As I wake up this morning I hear my favorite news broadcaster (NPR, if you must know) proclaim something to like: "Markets are rallying overseas on news that the IMF has announced a $150B package for Greece." (The NY Times version is here.)
After a quick breakfast I rush to my computer to check prices. The rally still has the euro below US$1.33. My brokers, however, are all tripping over each other to bombard me with messages showing Greek CDS' at 520-620 (that is -150 from last night, dude!!). I even have one that says "...eveything back to normal !" (sic)
Wait a minute! Didn't they announce this package before? How much money has Greece actually received from the IMF or other European sources? The answer, so far, zero. In fact, the structure is exactly the same as with the "previous" package. Somebody throws a big number in order to calm the markets hoping to scare the pernicious buyers of Greek CDS's into taking profits and forcing Greek yields down. At this point, everyone in the global market is glued to their CDS screen. Except the truth is to be found elsewhere. (Click to enlarge)
The columns on the right above (source: Bloomberg) show the bid-ask yield for Greek government bonds. As one can see, the curve for maturities longer than two years is inverted (higher yields for shorter maturities). In general, a non-risk free credit shows an inverted yield curve when the bonds trade by price and no longer by yield. In other words, unless the risk free rate is also inverted (not the case as shown by the swap curve on the left) the inverted curve signals that the market is concerned about default. In this case, it is apparently more concerned after one year.
This curve became inverted a couple of weeks ago and it is still inverted this morning as I write this. The question is: Why wouldn't European investors rush to buy 2-year paper at 12.7%? I mean, the difference between Greece and Germany can give you an extra 10% per year. Not a bad deal if you believe that Germany will bail out Greece. Same credit, much higher yield. The answer is partially explained in the NY Times today ("Already Holding Junk Germany Hesitates").

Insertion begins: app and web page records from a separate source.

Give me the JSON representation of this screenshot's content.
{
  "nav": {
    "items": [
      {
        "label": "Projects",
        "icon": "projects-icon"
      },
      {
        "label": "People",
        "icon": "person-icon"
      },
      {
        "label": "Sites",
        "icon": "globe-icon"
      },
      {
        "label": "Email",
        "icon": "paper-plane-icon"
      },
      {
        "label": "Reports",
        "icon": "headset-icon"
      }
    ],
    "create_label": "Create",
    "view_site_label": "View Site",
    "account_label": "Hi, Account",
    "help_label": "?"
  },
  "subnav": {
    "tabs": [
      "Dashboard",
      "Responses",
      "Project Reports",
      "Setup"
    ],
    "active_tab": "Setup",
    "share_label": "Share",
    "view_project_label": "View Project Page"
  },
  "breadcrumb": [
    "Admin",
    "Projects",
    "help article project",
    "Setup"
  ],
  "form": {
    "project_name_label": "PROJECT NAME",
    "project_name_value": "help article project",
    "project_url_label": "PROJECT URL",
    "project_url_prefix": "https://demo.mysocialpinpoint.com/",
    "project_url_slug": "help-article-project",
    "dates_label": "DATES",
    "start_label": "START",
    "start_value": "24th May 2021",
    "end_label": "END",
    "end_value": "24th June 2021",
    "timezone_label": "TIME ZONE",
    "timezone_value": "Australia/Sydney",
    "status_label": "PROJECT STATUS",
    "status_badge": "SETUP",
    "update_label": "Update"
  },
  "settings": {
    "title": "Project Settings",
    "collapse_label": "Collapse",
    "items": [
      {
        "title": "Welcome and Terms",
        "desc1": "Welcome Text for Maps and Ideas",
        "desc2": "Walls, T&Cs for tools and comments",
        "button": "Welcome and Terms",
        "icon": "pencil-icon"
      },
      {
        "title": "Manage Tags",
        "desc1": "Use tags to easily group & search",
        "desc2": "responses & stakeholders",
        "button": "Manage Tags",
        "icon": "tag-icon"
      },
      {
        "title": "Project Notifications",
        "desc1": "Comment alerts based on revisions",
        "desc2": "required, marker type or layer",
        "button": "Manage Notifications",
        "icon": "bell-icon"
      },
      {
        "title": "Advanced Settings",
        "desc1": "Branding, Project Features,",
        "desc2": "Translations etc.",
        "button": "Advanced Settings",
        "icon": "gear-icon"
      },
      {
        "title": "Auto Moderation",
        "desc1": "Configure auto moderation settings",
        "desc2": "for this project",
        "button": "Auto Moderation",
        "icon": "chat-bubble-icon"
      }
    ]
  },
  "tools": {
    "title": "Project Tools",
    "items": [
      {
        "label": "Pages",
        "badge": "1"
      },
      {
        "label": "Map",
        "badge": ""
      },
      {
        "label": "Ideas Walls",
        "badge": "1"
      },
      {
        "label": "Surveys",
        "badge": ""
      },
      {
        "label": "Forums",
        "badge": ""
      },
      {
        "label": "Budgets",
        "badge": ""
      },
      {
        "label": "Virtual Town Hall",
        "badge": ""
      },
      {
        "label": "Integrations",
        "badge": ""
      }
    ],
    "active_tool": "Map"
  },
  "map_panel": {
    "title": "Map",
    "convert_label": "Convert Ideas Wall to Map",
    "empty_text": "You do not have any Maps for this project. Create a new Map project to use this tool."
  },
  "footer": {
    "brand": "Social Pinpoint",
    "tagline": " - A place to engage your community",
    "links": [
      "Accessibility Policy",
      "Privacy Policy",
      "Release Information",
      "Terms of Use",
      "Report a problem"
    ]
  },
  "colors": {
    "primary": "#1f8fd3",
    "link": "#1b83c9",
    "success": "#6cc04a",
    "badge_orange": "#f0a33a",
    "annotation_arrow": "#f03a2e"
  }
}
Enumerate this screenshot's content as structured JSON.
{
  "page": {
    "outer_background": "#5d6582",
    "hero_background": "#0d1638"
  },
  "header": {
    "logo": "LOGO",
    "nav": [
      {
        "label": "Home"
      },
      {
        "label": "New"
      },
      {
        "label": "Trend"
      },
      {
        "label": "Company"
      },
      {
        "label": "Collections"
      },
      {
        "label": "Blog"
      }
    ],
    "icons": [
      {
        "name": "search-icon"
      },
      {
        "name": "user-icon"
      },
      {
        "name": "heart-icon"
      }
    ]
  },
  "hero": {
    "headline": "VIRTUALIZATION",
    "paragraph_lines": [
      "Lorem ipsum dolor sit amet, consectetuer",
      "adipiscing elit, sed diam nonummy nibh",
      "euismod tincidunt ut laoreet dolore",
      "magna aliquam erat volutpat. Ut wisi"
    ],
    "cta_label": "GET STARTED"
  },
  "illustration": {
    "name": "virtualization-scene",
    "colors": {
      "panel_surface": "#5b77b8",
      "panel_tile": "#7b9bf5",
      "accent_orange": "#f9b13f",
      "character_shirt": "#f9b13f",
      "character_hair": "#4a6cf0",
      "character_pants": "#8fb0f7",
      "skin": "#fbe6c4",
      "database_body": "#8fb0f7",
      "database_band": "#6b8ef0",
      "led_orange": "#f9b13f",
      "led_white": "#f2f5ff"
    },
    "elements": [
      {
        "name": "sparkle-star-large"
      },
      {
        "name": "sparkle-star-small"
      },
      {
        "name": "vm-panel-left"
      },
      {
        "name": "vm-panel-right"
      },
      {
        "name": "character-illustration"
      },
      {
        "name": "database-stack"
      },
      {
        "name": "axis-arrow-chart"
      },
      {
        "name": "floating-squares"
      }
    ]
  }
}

German institutions already own US$50B of Greek paper, which brings us back to the inverted curve. I do not know about you, but if I was the treasurer at a German bank sitting on a pile of Greek debt accumulated during the boom years, not only am I not buying more but I am also, quietly, looking to sell some. Maybe I am even trying to hedge my risk by hiding a few Greek CDS' in the closet.
There are more than a couple of players in this Greek Tragedy (sorry, I couldn't resist). The IMF, with Brazil becoming a financial powerhouse, has been out of a job for a while. Thus, they would love a center stage engagement monitoring Greek finances. The Germans, knowing how much Greek debt they already own, would love for the market to rally behind the Greece-IMF team one last time so that they can unload their bonds (how do you say: "never again" in German?) without having to actually lend Greece much money (Remember Hank Paulson's bazooka?).
If history is any guide, the Greeks will never deliver on the austerity packages. You can look this up, there is no precedent for an adjustment of this size (Deficit > 10% of GDP) without a devaluation.
The bottom line is that if the Greek economy could not raise the tax revenues to balance its budget and service its debt in good times with rates under 3%, I do not see why one should expect them to close the gap with higher rates and a weakening economy. The IMF and Germany may be able to refinance the Greek debt and keep creditors happy for a long time but it is unlikely that they will ever be able to make the Greeks balance their budget. Maybe Greece will show that this time is different, but in my opinion, this is all about buying time until the Germans can find a solution for their banks.
Disclosure: No positions in Greece